Annual fee? Whats that? I have not paid squat for credit cards for a long time. I mean to say, I pay only the amount I charge to it.

-Lonnie


yup, thats a norm in the USA mainly due to competition I guess. here, it is only in recent years that other card companies showed up and so now we are able to bargain the waiving of our annual fees. though this is not advertised and one learns via word of mouth:cool:

bass one
08-23-2004, 07:12
The interest rates in the US run from 7.9% to 28.9% Singapore: 3.5 % per annum...;a

riddler
08-23-2004, 07:41
Originally posted by bass one
Singapore: 3.5 % per annum...;a

If one just pays the entire balance when the bill comes, it should not matter how high or low the interest rates are. ;f

9MX
08-23-2004, 18:52
Originally posted by bass one
Singapore: 3.5 % per annum...;a

wow!, however, they are ultra strict with guns;n

bass one
08-23-2004, 19:00
wow!, however, they are ultra strict with guns
________________________________________________________
yun nga lang ...^9 ^2 ;I:steamed:
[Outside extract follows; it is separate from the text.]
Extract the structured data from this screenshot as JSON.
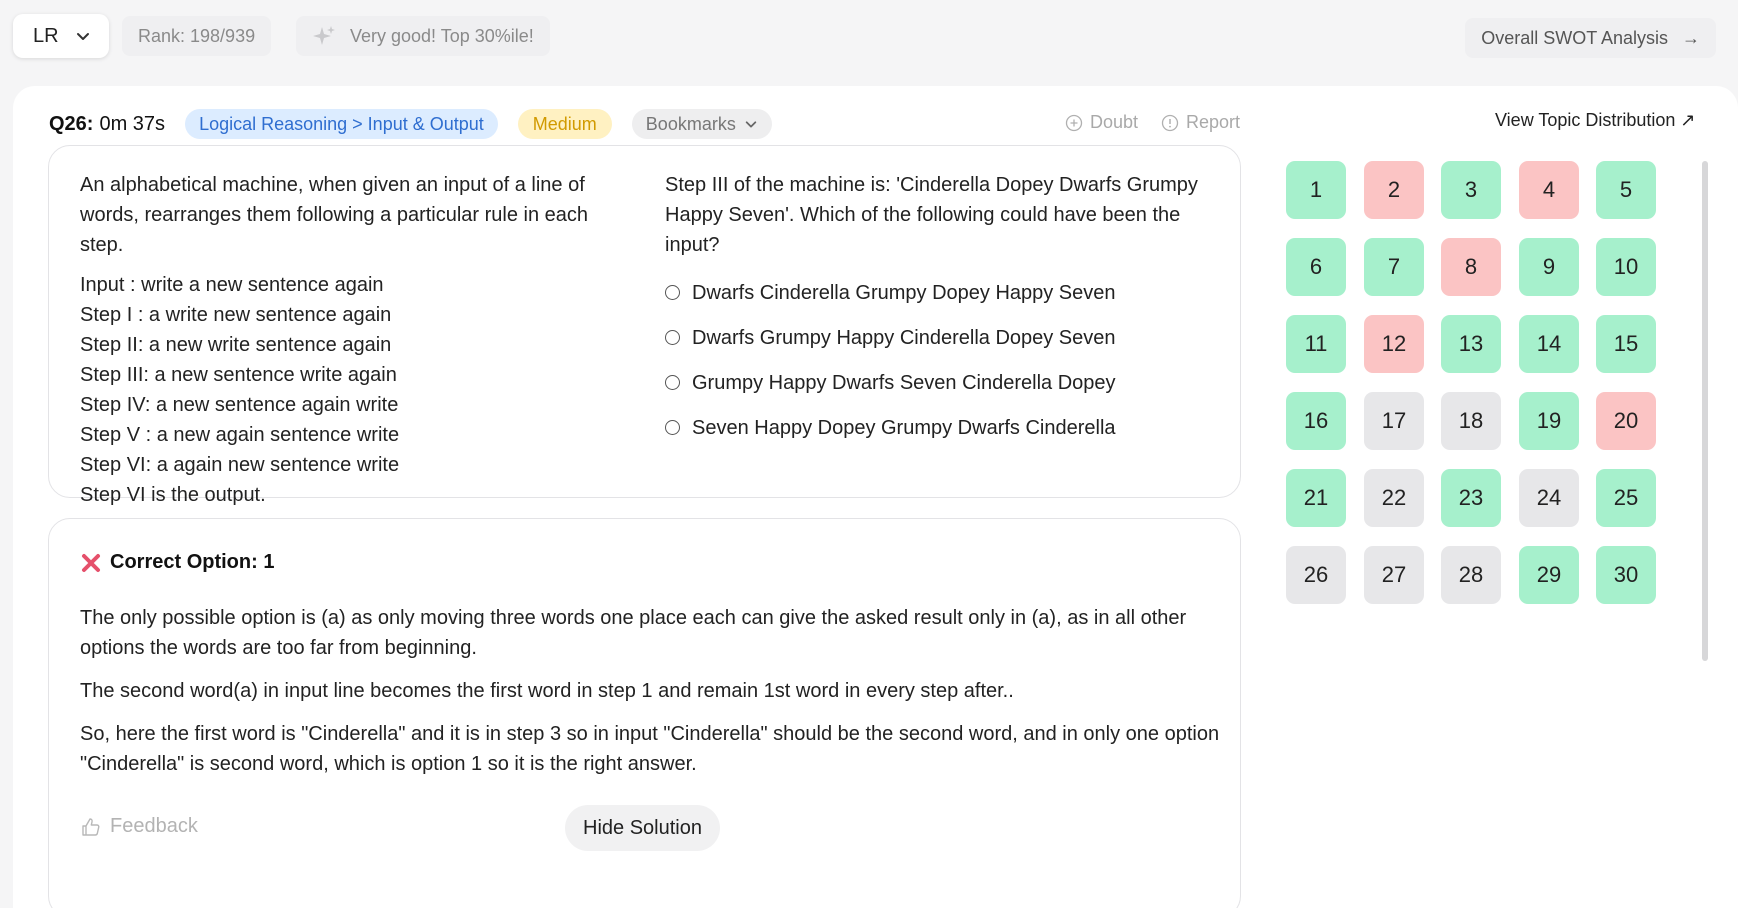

v1ct0r
08-25-2004, 23:54
Sir yung Citibank 3.25%, eh yung BPI 2.9%? ;P
Ngayn ko lang nalaman mas mababa pala yung BPI? ;g

And is this true with BPI?

*******
Choose a credit card that computes interest charges on your outstanding balance only and not on new purchases.

Here's how you can save with BPI Express Credit Card's 2.9% interest rate computed only on the outstanding balance:

http://info.bpiexpressonline.com/bpiprod/prodserv.nsf/Credit+Cards/CreditCardBPIEXPRESSCREDITComputation?OpenDocument

*******